Remember the little things

Small changes really do add up. Start with direct debits and paperless billing to cut down your costs.

What you should be researching to find the best energy supplier

You’ll have an idea of this already, but here’s a recap. Take notice of:

  • Customer service ratings
  • Fixed vs variable
  • How long the contract is
  • What type of energy is used
  • Rates and fees
  • Protections (such as price cap if you run your business from home and have a domestic energy tariff)

Find out how long it will take to switch – it’s normally within 17 days but will be done within 21 at the most.

While you’re here, it’s more than worth your while to make sure that you’re clued up on your rights in the event of:

Which small business energy suppliers are out there?

Bulb

bulb energy supplier

Bulb is in ‘special administration’ at the moment meaning that it still operates as Bulb but is being run by someone else. The firm promises green energy with no contracts.

Good Energy

Good Energy offers 100 per cent renewable energy and is carbon neutral.

Octopus Energy

Octopus Energy has 100 per cent renewable energy rates and no ‘extortionate’ out-of-contract fees. Fixed tariffs last for a year.

SSE

SSE supplies 100 per cent renewable energy, sourced from its own wind and hydro assets. It has fixed energy plans for small business budgets.

Utilita

Utilita energy supplier

With Utilita there are no hidden fees and you get a dedicated business account manager. Customer support is available through a number of channels, including high street energy hubs.

>See also: Renewable energy: Why small businesses should go green

Where to get further help

Citizens Advice and Citizens Advice Extra Help Unit (England and Wales)

Citizens Advice will give you independent guidance online, over the phone or in person for free.

The Extra Help Unit raises complaints with energy suppliers on behalf of individuals and microbusinesses across Great Britain. When referred, you’ll be assigned a dedicated caseworker who will act on your behalf until your case is resolved.

If you have an energy-related problem, are in a vulnerable situation and your business:

  • Has fewer than ten full time equivalent employees and an annual turnover or annual balance sheet total of less than €2m a year, or
  • Uses less than 293,000 kWh of gas per annum, or
  • Uses less than 100,000 kWh of electricity per annum

The first step is to call the Citizens Advice Consumer Service on 0808 223 1133.

Energyadvice.scot (Scotland)

Energyadvice.scot is geared at microbusiness consumers, offering free, practical advice and information on energy-related matters.

Resolver

Resolver is a web-based service which is suitable for most disputes with your energy supplier. Just submit a dispute online and Resolver will help you through the process.

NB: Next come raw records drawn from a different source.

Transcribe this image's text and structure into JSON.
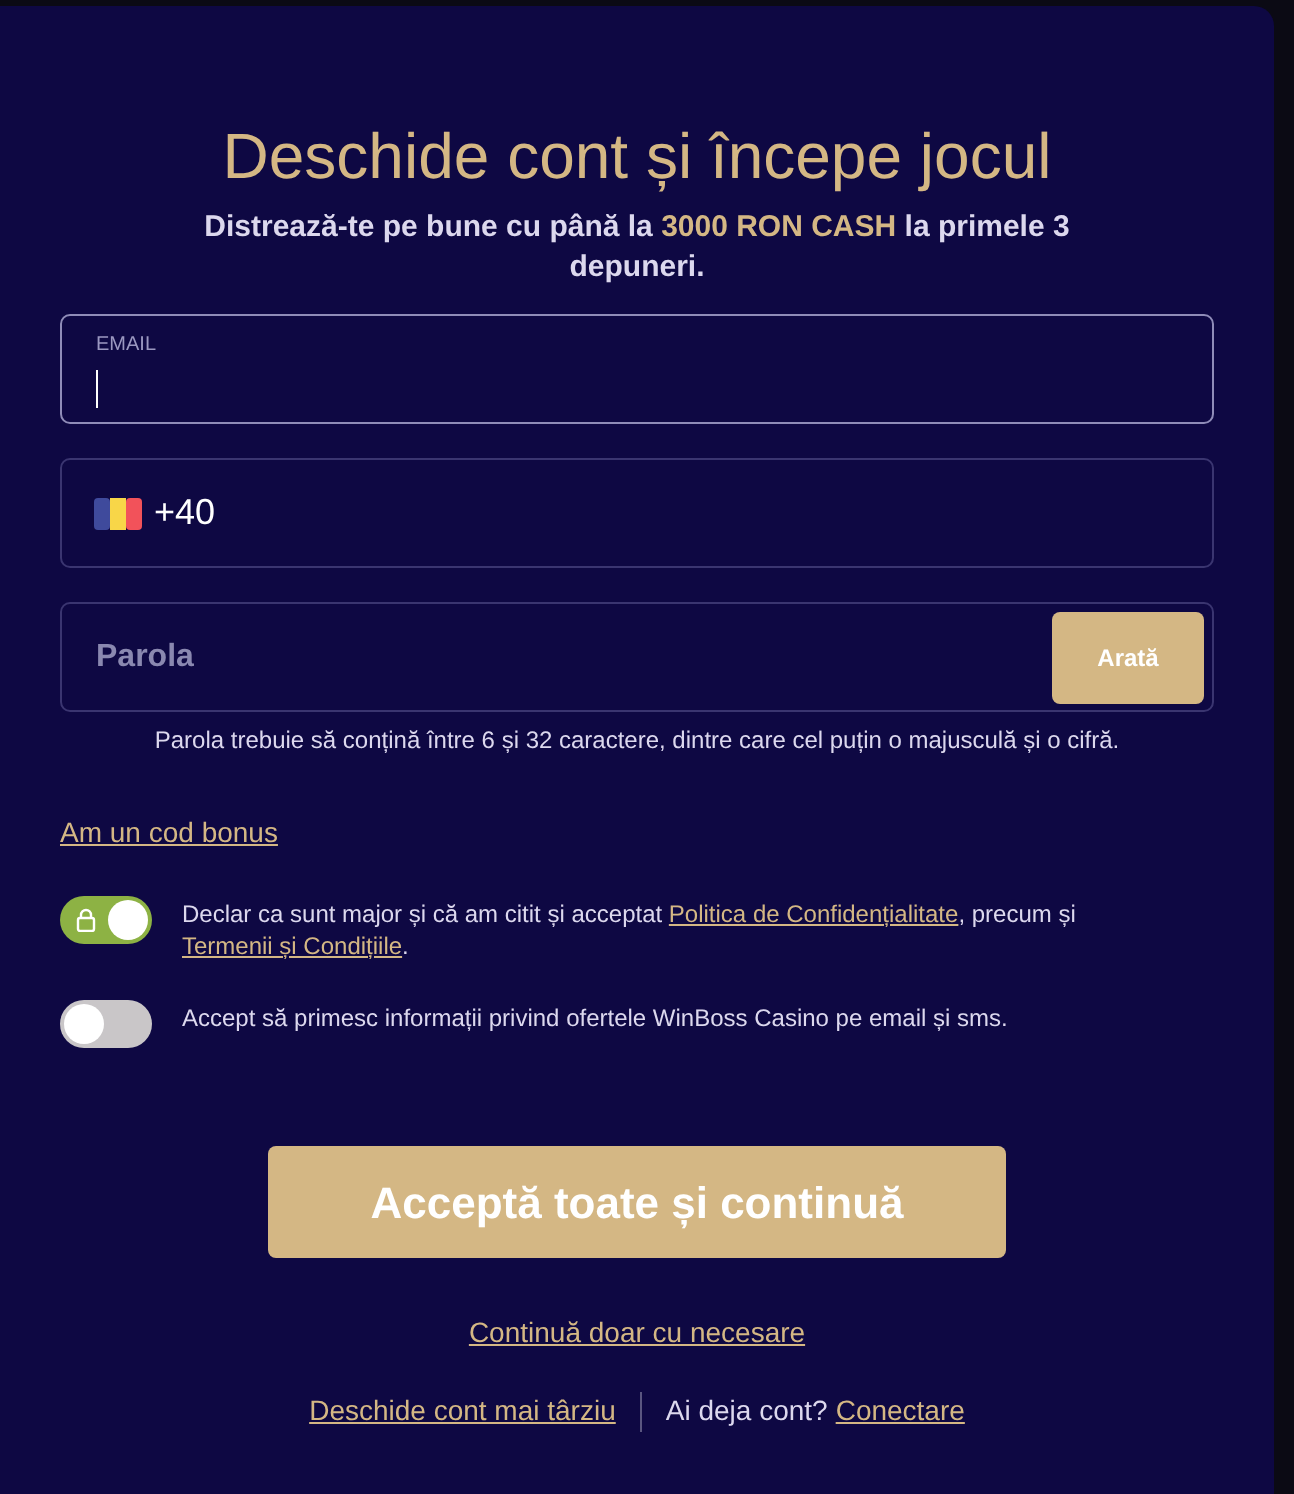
{
  "title": "Deschide cont și începe jocul",
  "subtitle": "Distrează-te pe bune cu până la **3000 RON CASH** la primele 3 depuneri.",
  "email_field": {
    "label": "EMAIL",
    "focused": true
  },
  "phone_field": {
    "value": "+40"
  },
  "password_field": {
    "placeholder": "Parola",
    "button": "Arată"
  },
  "password_hint": "Parola trebuie să conțină între 6 și 32 caractere, dintre care cel puțin o majusculă și o cifră.",
  "bonus_link": "Am un cod bonus",
  "consents": [
    {
      "on": true,
      "locked": true,
      "parts": [
        {
          "kind": "text",
          "text": "Declar ca sunt major și că am citit și acceptat "
        },
        {
          "kind": "link",
          "text": "Politica de Confidențialitate"
        },
        {
          "kind": "text",
          "text": ", precum și "
        },
        {
          "kind": "link",
          "text": "Termenii și Condițiile"
        },
        {
          "kind": "text",
          "text": "."
        }
      ]
    },
    {
      "on": false,
      "locked": false,
      "parts": [
        {
          "kind": "text",
          "text": "Accept să primesc informații privind ofertele WinBoss Casino pe email și sms."
        }
      ]
    }
  ],
  "primary_button": "Acceptă toate și continuă",
  "secondary_link": "Continuă doar cu necesare",
  "footer": {
    "later_link": "Deschide cont mai târziu",
    "question": "Ai deja cont?",
    "login_link": "Conectare"
  }
}
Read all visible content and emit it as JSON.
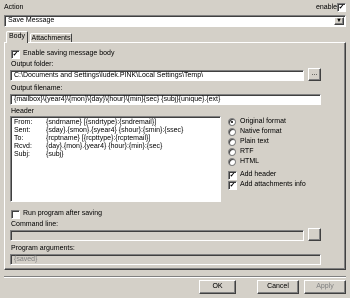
{
  "action": {
    "label": "Action",
    "selected": "Save Message",
    "enable_label": "enable",
    "enable_checked": true
  },
  "tabs": [
    "Body",
    "Attachments"
  ],
  "body": {
    "enable_saving_label": "Enable saving message body",
    "enable_saving_checked": true,
    "output_folder_label": "Output folder:",
    "output_folder_value": "C:\\Documents and Settings\\ludek.PINK\\Local Settings\\Temp\\",
    "browse_label": "...",
    "output_filename_label": "Output filename:",
    "output_filename_value": "{mailbox}\\{year4}\\{mon}\\{day}\\{hour}\\{min}{sec} {subj}{unique}.{ext}",
    "header_label": "Header",
    "header_rows": [
      {
        "key": "From:",
        "value": "{sndrname} [{sndrtype}:{sndremail}]"
      },
      {
        "key": "Sent:",
        "value": "{sday}.{smon}.{syear4} {shour}:{smin}:{ssec}"
      },
      {
        "key": "To:",
        "value": "{rcptname} [{rcpttype}:{rcptemail}]"
      },
      {
        "key": "Rcvd:",
        "value": "{day}.{mon}.{year4} {hour}:{min}:{sec}"
      },
      {
        "key": "Subj:",
        "value": "{subj}"
      }
    ],
    "formats": [
      {
        "label": "Original format",
        "selected": true
      },
      {
        "label": "Native format",
        "selected": false
      },
      {
        "label": "Plain text",
        "selected": false
      },
      {
        "label": "RTF",
        "selected": false
      },
      {
        "label": "HTML",
        "selected": false
      }
    ],
    "add_header_label": "Add header",
    "add_header_checked": true,
    "add_attachments_label": "Add attachments info",
    "add_attachments_checked": true,
    "run_program_label": "Run program after saving",
    "run_program_checked": false,
    "command_line_label": "Command line:",
    "command_line_value": "",
    "program_args_label": "Program arguments:",
    "program_args_value": "{saved}"
  },
  "buttons": {
    "ok": "OK",
    "cancel": "Cancel",
    "apply": "Apply"
  }
}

Energy-related financial support is also available. Check out 150 UK small business grants to apply for right now and Where to find green small business grants to find loads of schemes, including energy efficiency grants for small businesses.

Read more

How to take the uncertainty out of your business energy bills

Source link